It’s fitting that a four-hour documentary series about citizen scientists, titled “The Crowd and the Cloud,” is available to the crowd via the cloud a week before its debut on public television.
“The Crowd and the Cloud” showcases some of the people on the front lines of the citizen science movement, which enlists regular folks to gather observations and crunch data, often using online tools.
Researchers say citizen science projects contribute billions of dollars a year in donated labor. Such efforts can be as old as the Audubon Society’s Christmas Bird Count, which dates back to 1900, or as new as Astronomy Rewind, a cosmic picture-sorting project that went online just last week.
The TV series is hosted by Waleed Abdalati, former chief scientist and now director of the Cooperative Institute for Research in Environmental Sciences at the University of Colorado.
“From earthquakes to epidemics, from air quality to Alzheimer’s research, from the health of our oceans to the safety of our drinking water, citizen science and crowdsourcing can make a difference,” Abdalati said in a news release. “And citizen science is science. The better the data, the bigger the impact, for scientists, policymakers and the public. And it’s clear that we can use more help, which is where the viewers come in.”
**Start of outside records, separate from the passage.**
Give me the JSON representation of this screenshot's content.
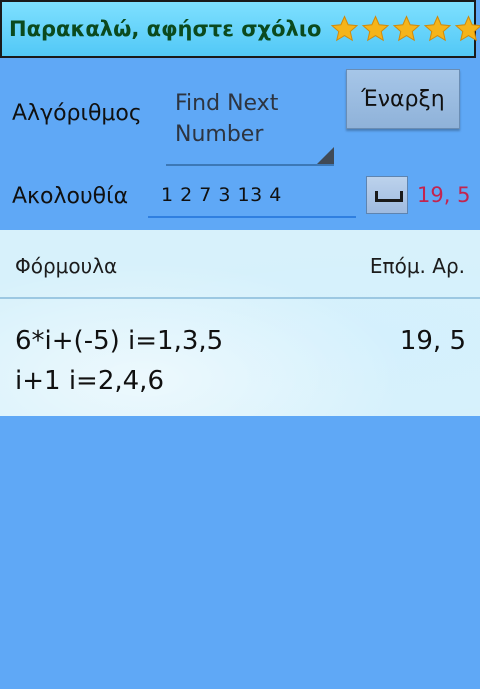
{
  "banner": {
    "text": "Παρακαλώ, αφήστε σχόλιο",
    "stars": 5,
    "star_color": "#f5b41a"
  },
  "algorithm": {
    "label": "Αλγόριθμος",
    "selected": "Find Next Number"
  },
  "start_button": {
    "label": "Έναρξη"
  },
  "sequence": {
    "label": "Ακολουθία",
    "value": "1 2 7 3 13 4",
    "result": "19, 5"
  },
  "table": {
    "headers": {
      "formula": "Φόρμουλα",
      "next": "Επόμ. Αρ."
    },
    "rows": [
      {
        "formula_line1": "6*i+(-5) i=1,3,5",
        "formula_line2": "i+1 i=2,4,6",
        "next": "19, 5"
      }
    ]
  },
  "colors": {
    "background": "#5fa8f6",
    "result_accent": "#c3244f",
    "banner_text": "#0b4a1e"
  }
}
The website for “The Crowd and the Cloud” provides links to the videos, plus transcripts, bios and Web-only clips. But the online portal goes beyond the show to lay out a calendar of citizen-science events to attend, projects to join and links to Facebook Live events on April 6.
If “The Crowd and the Cloud” swells the ranks of citizen scientists even further, the series will have provided a service worth far more than mere TV ratings.
“The Crowd and the Cloud” is distributed by American Public Television. The show was written and produced by Geoff Haines-Stiles with financial support from the National Science Foundation. The series makes its debut on Seattle-area television on April 12 on KBTC.